Dataset section start

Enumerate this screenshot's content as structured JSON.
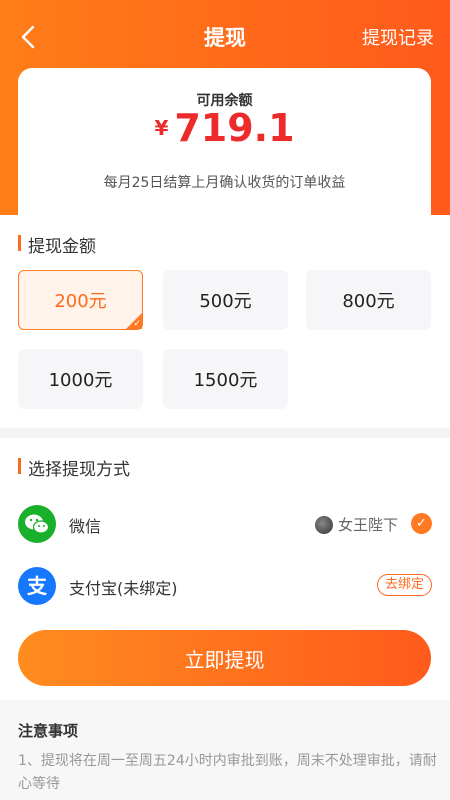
{
  "nav": {
    "title": "提现",
    "right_label": "提现记录"
  },
  "balance": {
    "label": "可用余额",
    "currency": "¥",
    "amount": "719.1",
    "note": "每月25日结算上月确认收货的订单收益"
  },
  "amount_section": {
    "title": "提现金额",
    "options": [
      "200元",
      "500元",
      "800元",
      "1000元",
      "1500元"
    ],
    "selected": "200元"
  },
  "method_section": {
    "title": "选择提现方式",
    "methods": [
      {
        "name": "微信",
        "user": "女王陛下",
        "selected": true,
        "icon": "wechat-icon"
      },
      {
        "name": "支付宝(未绑定)",
        "action": "去绑定",
        "icon": "alipay-icon"
      }
    ]
  },
  "submit_label": "立即提现",
  "notice": {
    "title": "注意事项",
    "text": "1、提现将在周一至周五24小时内审批到账，周末不处理审批，请耐心等待"
  },
  "colors": {
    "accent": "#ff6a1c",
    "amount_red": "#ee2b2b",
    "wechat": "#19b02b",
    "alipay": "#1677ff"
  }
}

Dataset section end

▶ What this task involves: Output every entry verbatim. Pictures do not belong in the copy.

▶ Task answer:
Enumerate this screenshot's content as structured JSON.
{
  "nav": {
    "title": "提现",
    "right_label": "提现记录"
  },
  "balance": {
    "label": "可用余额",
    "currency": "¥",
    "amount": "719.1",
    "note": "每月25日结算上月确认收货的订单收益"
  },
  "amount_section": {
    "title": "提现金额",
    "options": [
      "200元",
      "500元",
      "800元",
      "1000元",
      "1500元"
    ],
    "selected": "200元"
  },
  "method_section": {
    "title": "选择提现方式",
    "methods": [
      {
        "name": "微信",
        "user": "女王陛下",
        "selected": true,
        "icon": "wechat-icon"
      },
      {
        "name": "支付宝(未绑定)",
        "action": "去绑定",
        "icon": "alipay-icon"
      }
    ]
  },
  "submit_label": "立即提现",
  "notice": {
    "title": "注意事项",
    "text": "1、提现将在周一至周五24小时内审批到账，周末不处理审批，请耐心等待"
  },
  "colors": {
    "accent": "#ff6a1c",
    "amount_red": "#ee2b2b",
    "wechat": "#19b02b",
    "alipay": "#1677ff"
  }
}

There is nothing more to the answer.